Records drawn from a dataset:
Segment Open

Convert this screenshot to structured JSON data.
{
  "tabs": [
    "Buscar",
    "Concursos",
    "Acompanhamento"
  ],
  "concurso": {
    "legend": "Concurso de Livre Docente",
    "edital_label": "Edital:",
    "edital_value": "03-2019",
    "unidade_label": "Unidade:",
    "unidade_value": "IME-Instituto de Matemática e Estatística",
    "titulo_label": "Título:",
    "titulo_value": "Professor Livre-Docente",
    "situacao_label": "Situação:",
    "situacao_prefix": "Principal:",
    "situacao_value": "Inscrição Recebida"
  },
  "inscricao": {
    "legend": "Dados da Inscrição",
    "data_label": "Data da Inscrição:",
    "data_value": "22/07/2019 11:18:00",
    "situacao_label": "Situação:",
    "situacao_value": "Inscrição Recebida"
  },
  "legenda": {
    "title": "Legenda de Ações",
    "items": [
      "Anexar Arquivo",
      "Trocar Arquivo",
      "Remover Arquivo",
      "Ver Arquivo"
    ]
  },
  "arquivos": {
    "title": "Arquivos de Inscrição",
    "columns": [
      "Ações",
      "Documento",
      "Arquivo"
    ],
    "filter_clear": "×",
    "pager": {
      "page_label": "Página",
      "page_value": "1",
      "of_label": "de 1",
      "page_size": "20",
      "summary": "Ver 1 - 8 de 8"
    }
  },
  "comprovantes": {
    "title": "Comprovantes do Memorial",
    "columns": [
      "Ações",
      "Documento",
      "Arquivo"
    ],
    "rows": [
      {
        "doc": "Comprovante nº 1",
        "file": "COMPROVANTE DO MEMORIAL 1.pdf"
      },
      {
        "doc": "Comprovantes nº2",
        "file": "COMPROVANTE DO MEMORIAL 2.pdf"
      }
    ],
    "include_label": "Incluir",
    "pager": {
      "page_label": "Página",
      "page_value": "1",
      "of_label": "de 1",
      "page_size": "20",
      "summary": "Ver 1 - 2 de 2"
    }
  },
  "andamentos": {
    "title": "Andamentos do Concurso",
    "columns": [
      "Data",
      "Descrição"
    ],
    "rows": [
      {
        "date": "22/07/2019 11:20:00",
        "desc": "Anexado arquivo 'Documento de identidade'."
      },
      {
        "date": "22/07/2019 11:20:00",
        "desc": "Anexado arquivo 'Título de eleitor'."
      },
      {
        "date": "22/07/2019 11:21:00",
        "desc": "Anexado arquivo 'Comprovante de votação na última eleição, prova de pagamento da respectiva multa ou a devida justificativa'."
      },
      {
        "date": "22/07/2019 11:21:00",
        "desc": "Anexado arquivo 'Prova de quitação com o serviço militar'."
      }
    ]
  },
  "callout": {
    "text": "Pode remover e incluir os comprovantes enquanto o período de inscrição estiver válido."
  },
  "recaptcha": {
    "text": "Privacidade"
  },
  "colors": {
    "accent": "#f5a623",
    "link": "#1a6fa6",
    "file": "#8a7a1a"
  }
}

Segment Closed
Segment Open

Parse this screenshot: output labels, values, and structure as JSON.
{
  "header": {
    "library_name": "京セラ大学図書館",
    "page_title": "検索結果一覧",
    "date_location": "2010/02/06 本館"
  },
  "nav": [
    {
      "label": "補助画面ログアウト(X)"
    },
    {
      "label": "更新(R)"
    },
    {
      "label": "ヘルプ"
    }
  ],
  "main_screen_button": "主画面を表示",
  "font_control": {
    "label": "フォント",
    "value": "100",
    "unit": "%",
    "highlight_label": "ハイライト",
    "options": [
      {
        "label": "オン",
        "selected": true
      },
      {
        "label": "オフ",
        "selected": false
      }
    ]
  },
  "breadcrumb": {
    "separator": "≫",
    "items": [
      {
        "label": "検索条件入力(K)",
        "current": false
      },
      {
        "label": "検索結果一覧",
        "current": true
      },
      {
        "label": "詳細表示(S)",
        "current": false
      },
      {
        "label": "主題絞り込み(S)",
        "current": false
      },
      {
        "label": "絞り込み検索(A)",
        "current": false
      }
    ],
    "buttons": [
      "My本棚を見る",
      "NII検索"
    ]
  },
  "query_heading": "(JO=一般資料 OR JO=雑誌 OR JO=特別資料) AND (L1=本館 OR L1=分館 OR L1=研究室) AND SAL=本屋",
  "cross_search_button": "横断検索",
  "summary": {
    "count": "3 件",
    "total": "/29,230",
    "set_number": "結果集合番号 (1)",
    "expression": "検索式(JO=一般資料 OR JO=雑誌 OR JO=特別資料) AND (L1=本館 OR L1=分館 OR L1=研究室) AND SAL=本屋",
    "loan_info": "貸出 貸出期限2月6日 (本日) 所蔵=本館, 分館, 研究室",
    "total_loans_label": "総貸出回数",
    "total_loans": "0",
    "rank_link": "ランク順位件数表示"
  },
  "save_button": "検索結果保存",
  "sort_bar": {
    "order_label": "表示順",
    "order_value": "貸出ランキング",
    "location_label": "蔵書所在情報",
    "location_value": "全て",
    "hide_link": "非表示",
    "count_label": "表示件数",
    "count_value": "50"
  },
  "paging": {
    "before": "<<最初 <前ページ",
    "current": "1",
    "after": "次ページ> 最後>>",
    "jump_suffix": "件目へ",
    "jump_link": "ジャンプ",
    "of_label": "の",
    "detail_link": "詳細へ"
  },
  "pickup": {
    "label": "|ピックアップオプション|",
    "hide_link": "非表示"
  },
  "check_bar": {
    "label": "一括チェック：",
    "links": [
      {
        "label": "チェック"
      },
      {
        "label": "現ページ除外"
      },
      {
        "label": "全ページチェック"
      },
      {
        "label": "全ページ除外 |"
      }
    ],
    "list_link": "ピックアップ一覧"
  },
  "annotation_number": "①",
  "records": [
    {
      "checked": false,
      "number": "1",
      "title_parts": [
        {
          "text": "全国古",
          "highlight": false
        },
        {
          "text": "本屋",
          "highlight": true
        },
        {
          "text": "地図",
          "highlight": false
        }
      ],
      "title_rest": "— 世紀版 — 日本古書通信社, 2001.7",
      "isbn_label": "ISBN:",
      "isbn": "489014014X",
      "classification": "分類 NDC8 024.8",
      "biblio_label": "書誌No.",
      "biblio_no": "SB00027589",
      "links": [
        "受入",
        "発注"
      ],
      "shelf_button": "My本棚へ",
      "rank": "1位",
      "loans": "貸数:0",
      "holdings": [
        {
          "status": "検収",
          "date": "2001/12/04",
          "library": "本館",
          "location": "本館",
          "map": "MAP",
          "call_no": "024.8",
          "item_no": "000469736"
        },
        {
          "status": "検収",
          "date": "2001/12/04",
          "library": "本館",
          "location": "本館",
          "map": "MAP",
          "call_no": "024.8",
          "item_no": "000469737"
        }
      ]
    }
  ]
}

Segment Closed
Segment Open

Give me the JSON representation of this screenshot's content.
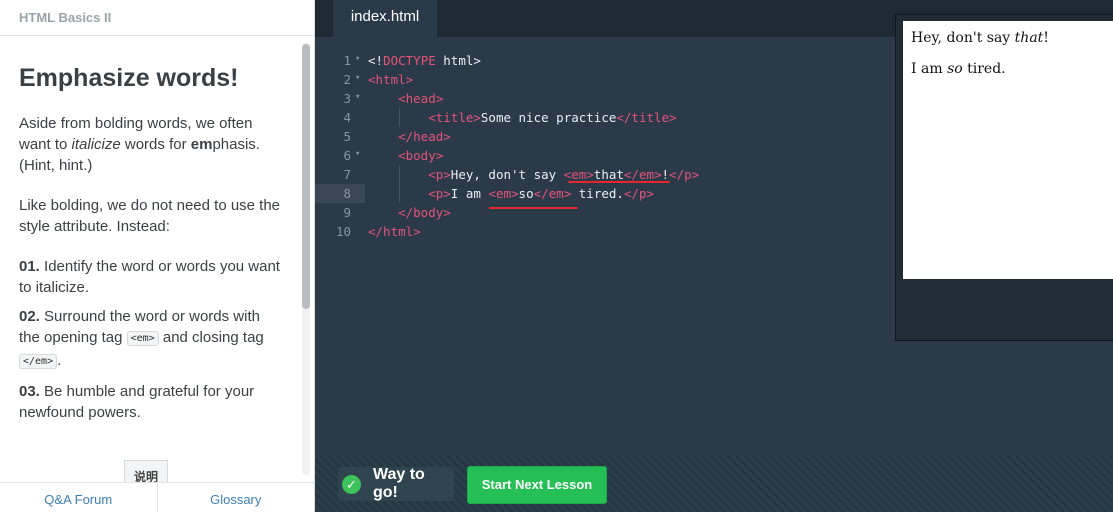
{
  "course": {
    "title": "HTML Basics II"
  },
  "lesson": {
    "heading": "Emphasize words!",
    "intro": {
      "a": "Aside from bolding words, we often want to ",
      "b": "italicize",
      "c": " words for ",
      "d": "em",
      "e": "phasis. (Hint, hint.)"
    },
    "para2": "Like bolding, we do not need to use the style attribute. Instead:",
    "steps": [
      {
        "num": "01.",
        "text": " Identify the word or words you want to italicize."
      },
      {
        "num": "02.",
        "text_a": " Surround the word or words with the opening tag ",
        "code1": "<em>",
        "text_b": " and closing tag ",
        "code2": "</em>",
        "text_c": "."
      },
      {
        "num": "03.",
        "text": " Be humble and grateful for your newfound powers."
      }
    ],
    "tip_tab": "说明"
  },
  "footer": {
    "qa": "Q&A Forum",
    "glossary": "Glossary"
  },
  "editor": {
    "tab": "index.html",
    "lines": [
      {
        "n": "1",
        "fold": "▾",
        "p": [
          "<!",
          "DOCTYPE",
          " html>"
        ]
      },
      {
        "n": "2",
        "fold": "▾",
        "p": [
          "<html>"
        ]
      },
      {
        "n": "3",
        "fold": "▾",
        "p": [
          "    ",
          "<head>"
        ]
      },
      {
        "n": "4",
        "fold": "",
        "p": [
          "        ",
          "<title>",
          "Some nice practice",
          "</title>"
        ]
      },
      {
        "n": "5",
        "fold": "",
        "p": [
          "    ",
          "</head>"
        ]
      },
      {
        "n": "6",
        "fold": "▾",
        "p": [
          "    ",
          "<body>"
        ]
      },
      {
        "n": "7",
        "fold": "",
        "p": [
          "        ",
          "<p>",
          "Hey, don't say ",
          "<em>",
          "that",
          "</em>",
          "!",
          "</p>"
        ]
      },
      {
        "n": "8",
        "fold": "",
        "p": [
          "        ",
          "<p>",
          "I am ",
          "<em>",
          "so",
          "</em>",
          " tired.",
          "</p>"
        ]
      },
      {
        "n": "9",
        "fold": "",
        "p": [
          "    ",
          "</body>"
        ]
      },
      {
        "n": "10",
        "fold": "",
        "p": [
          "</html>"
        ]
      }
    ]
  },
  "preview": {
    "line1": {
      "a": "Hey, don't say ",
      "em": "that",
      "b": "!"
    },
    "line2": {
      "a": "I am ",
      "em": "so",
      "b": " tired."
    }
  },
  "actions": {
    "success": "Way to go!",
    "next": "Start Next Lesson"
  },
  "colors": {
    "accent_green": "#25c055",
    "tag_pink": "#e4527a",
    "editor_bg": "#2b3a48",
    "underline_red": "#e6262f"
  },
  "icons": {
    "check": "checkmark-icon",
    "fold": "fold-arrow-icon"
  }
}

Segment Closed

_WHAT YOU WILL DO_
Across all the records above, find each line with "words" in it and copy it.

_TASK SOLUTION_
    "heading": "Emphasize words!",
      "a": "Aside from bolding words, we often want to ",
      "c": " words for ",
        "text": " Identify the word or words you want to italicize."
        "text_a": " Surround the word or words with the opening tag ",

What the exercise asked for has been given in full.